=== Data about app and page elements ===
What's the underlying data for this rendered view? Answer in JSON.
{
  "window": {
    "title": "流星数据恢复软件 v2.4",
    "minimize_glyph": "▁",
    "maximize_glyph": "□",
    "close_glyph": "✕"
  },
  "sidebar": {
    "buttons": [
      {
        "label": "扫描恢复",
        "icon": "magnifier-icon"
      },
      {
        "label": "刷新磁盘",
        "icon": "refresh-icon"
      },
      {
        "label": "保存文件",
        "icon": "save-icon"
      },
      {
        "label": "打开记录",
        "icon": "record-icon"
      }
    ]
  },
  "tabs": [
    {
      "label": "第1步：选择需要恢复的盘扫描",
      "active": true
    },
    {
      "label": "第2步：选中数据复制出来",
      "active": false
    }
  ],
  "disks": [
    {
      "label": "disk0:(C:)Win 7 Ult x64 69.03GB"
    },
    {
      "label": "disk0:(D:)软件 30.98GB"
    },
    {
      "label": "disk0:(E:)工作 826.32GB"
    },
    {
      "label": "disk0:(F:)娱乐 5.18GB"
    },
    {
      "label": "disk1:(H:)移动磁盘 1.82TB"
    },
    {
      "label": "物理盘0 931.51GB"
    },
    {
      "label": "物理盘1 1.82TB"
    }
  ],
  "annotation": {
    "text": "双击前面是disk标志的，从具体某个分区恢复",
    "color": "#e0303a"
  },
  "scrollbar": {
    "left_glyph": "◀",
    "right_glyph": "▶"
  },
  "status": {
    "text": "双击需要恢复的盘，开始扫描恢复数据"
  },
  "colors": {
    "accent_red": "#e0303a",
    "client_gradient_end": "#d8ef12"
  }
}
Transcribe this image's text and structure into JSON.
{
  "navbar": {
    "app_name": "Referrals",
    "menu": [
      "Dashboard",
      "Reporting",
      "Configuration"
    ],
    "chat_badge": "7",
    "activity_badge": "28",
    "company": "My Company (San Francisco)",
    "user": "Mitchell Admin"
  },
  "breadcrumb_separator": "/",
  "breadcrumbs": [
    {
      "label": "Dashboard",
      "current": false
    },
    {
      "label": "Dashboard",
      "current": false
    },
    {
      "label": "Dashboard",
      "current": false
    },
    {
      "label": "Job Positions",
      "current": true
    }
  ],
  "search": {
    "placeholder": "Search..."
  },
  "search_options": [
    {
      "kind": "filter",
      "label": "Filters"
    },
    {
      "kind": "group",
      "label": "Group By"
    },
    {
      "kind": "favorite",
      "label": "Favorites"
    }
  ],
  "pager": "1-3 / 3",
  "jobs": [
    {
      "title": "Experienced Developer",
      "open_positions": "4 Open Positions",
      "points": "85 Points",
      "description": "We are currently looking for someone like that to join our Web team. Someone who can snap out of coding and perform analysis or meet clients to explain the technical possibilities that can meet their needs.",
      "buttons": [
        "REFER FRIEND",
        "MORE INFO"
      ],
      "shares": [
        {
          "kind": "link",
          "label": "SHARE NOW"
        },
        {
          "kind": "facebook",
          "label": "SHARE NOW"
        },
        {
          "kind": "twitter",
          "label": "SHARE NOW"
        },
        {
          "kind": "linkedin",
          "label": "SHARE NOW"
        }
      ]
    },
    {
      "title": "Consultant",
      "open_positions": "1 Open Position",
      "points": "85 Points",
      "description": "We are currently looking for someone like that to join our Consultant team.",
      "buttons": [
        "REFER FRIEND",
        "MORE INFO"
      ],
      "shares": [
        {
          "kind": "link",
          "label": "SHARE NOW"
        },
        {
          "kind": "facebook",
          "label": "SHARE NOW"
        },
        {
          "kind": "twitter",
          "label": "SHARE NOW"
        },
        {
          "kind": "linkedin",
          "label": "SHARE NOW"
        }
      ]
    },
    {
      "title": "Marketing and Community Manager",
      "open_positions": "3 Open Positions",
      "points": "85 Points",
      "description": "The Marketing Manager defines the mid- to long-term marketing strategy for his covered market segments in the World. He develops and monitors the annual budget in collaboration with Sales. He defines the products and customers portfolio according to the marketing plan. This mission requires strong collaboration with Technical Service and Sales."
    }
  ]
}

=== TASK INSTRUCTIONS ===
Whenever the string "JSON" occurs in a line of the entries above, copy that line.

=== THE ANSWER ===
What's the underlying data for this rendered view? Answer in JSON.
Transcribe this image's text and structure into JSON.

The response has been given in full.